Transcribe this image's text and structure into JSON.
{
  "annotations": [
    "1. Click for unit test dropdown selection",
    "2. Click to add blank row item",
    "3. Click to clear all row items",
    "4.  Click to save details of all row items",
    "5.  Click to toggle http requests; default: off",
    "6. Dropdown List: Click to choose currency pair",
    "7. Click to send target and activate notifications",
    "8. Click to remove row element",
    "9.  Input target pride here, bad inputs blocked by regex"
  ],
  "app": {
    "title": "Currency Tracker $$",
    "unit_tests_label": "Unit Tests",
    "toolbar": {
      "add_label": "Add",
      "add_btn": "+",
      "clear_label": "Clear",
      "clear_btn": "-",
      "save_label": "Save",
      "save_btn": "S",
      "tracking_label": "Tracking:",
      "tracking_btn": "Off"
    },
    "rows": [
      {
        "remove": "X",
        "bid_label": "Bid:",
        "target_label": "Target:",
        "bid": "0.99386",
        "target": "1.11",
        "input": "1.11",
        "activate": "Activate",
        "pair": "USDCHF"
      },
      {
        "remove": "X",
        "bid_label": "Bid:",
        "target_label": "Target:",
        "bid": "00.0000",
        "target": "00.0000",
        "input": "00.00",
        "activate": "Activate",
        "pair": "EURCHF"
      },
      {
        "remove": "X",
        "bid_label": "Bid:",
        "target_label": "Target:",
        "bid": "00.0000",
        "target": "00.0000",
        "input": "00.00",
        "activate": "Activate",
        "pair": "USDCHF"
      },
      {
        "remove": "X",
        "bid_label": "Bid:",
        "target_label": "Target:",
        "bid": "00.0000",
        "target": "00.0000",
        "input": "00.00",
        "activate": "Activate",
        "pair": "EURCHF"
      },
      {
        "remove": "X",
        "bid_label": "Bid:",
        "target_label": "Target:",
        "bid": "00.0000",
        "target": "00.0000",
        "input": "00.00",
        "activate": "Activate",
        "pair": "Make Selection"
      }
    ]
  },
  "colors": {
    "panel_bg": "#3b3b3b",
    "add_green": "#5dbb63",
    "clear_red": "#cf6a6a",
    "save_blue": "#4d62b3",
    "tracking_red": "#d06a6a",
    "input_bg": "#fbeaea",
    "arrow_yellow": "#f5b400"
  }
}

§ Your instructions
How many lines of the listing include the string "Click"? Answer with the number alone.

§ Answer for this exercise
8